Extracted data entries
__________________________________________________
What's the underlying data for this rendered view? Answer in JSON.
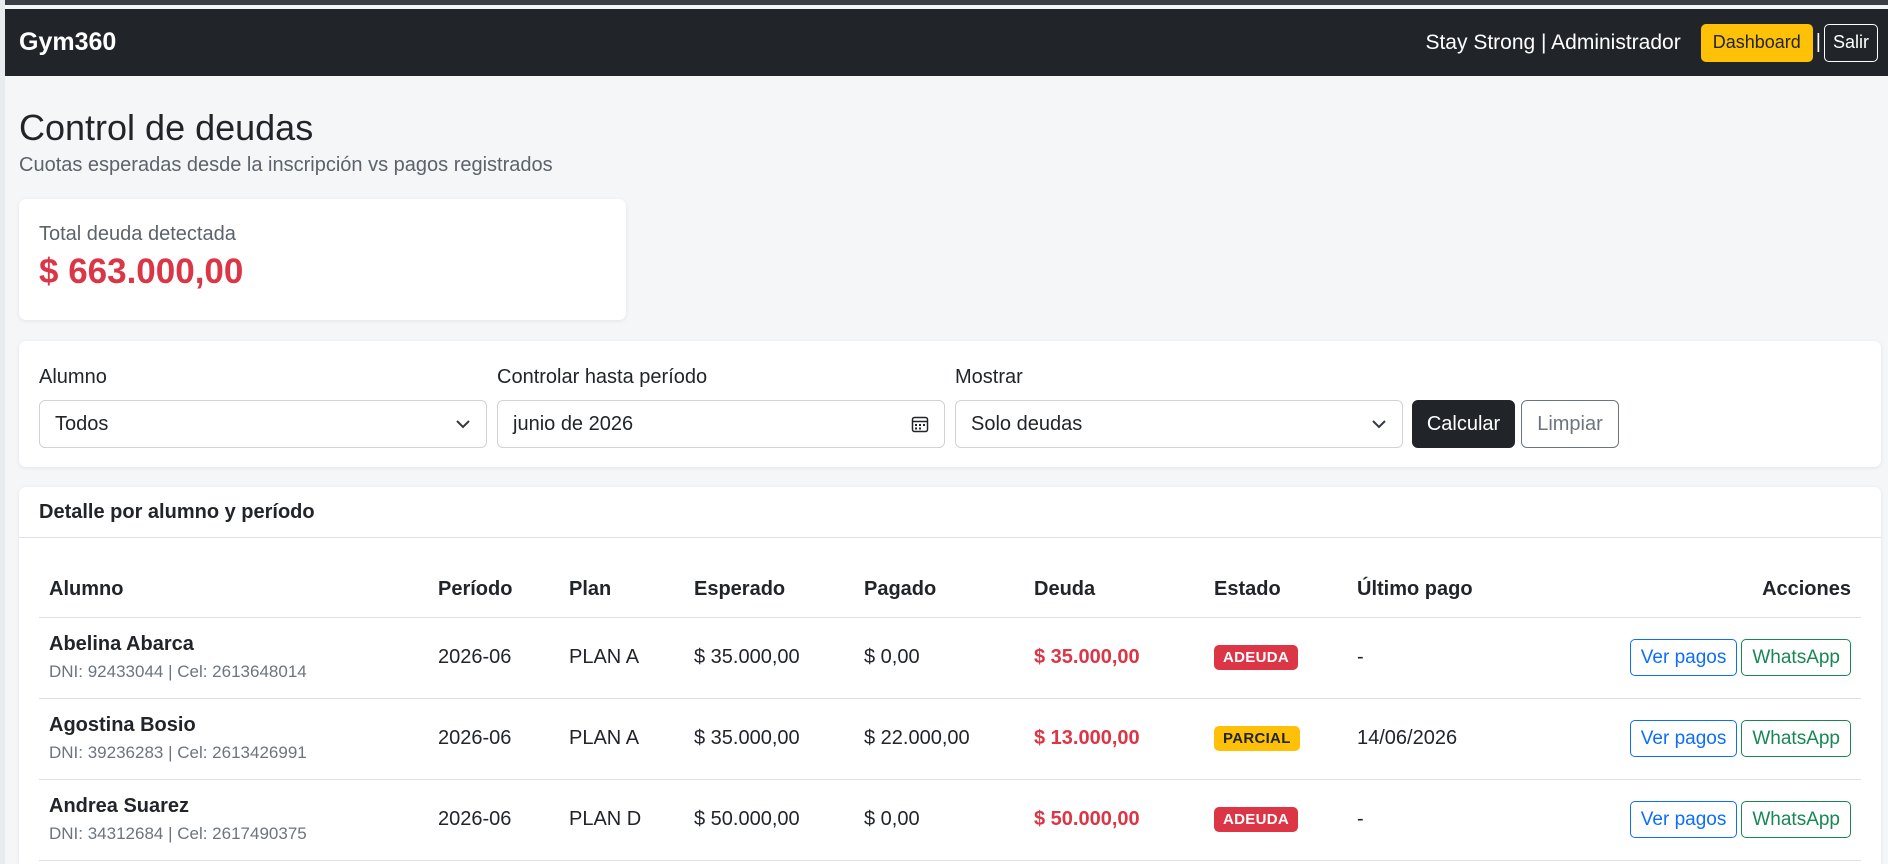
{
  "navbar": {
    "brand": "Gym360",
    "user_text": "Stay Strong | Administrador",
    "dashboard_label": "Dashboard",
    "separator": "|",
    "salir_label": "Salir"
  },
  "page": {
    "title": "Control de deudas",
    "subtitle": "Cuotas esperadas desde la inscripción vs pagos registrados"
  },
  "summary": {
    "label": "Total deuda detectada",
    "value": "$ 663.000,00"
  },
  "filters": {
    "alumno_label": "Alumno",
    "alumno_value": "Todos",
    "periodo_label": "Controlar hasta período",
    "periodo_value": "junio de 2026",
    "mostrar_label": "Mostrar",
    "mostrar_value": "Solo deudas",
    "calcular_label": "Calcular",
    "limpiar_label": "Limpiar"
  },
  "table": {
    "title": "Detalle por alumno y período",
    "headers": [
      "Alumno",
      "Período",
      "Plan",
      "Esperado",
      "Pagado",
      "Deuda",
      "Estado",
      "Último pago",
      "Acciones"
    ],
    "ver_pagos_label": "Ver pagos",
    "whatsapp_label": "WhatsApp",
    "rows": [
      {
        "name": "Abelina Abarca",
        "info": "DNI: 92433044 | Cel: 2613648014",
        "periodo": "2026-06",
        "plan": "PLAN A",
        "esperado": "$ 35.000,00",
        "pagado": "$ 0,00",
        "deuda": "$ 35.000,00",
        "estado": "ADEUDA",
        "ultimo_pago": "-"
      },
      {
        "name": "Agostina Bosio",
        "info": "DNI: 39236283 | Cel: 2613426991",
        "periodo": "2026-06",
        "plan": "PLAN A",
        "esperado": "$ 35.000,00",
        "pagado": "$ 22.000,00",
        "deuda": "$ 13.000,00",
        "estado": "PARCIAL",
        "ultimo_pago": "14/06/2026"
      },
      {
        "name": "Andrea Suarez",
        "info": "DNI: 34312684 | Cel: 2617490375",
        "periodo": "2026-06",
        "plan": "PLAN D",
        "esperado": "$ 50.000,00",
        "pagado": "$ 0,00",
        "deuda": "$ 50.000,00",
        "estado": "ADEUDA",
        "ultimo_pago": "-"
      }
    ]
  }
}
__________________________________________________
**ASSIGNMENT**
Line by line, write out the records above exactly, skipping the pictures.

**REPLY**
What's the underlying data for this rendered view? Answer in JSON.
{
  "navbar": {
    "brand": "Gym360",
    "user_text": "Stay Strong | Administrador",
    "dashboard_label": "Dashboard",
    "separator": "|",
    "salir_label": "Salir"
  },
  "page": {
    "title": "Control de deudas",
    "subtitle": "Cuotas esperadas desde la inscripción vs pagos registrados"
  },
  "summary": {
    "label": "Total deuda detectada",
    "value": "$ 663.000,00"
  },
  "filters": {
    "alumno_label": "Alumno",
    "alumno_value": "Todos",
    "periodo_label": "Controlar hasta período",
    "periodo_value": "junio de 2026",
    "mostrar_label": "Mostrar",
    "mostrar_value": "Solo deudas",
    "calcular_label": "Calcular",
    "limpiar_label": "Limpiar"
  },
  "table": {
    "title": "Detalle por alumno y período",
    "headers": [
      "Alumno",
      "Período",
      "Plan",
      "Esperado",
      "Pagado",
      "Deuda",
      "Estado",
      "Último pago",
      "Acciones"
    ],
    "ver_pagos_label": "Ver pagos",
    "whatsapp_label": "WhatsApp",
    "rows": [
      {
        "name": "Abelina Abarca",
        "info": "DNI: 92433044 | Cel: 2613648014",
        "periodo": "2026-06",
        "plan": "PLAN A",
        "esperado": "$ 35.000,00",
        "pagado": "$ 0,00",
        "deuda": "$ 35.000,00",
        "estado": "ADEUDA",
        "ultimo_pago": "-"
      },
      {
        "name": "Agostina Bosio",
        "info": "DNI: 39236283 | Cel: 2613426991",
        "periodo": "2026-06",
        "plan": "PLAN A",
        "esperado": "$ 35.000,00",
        "pagado": "$ 22.000,00",
        "deuda": "$ 13.000,00",
        "estado": "PARCIAL",
        "ultimo_pago": "14/06/2026"
      },
      {
        "name": "Andrea Suarez",
        "info": "DNI: 34312684 | Cel: 2617490375",
        "periodo": "2026-06",
        "plan": "PLAN D",
        "esperado": "$ 50.000,00",
        "pagado": "$ 0,00",
        "deuda": "$ 50.000,00",
        "estado": "ADEUDA",
        "ultimo_pago": "-"
      }
    ]
  }
}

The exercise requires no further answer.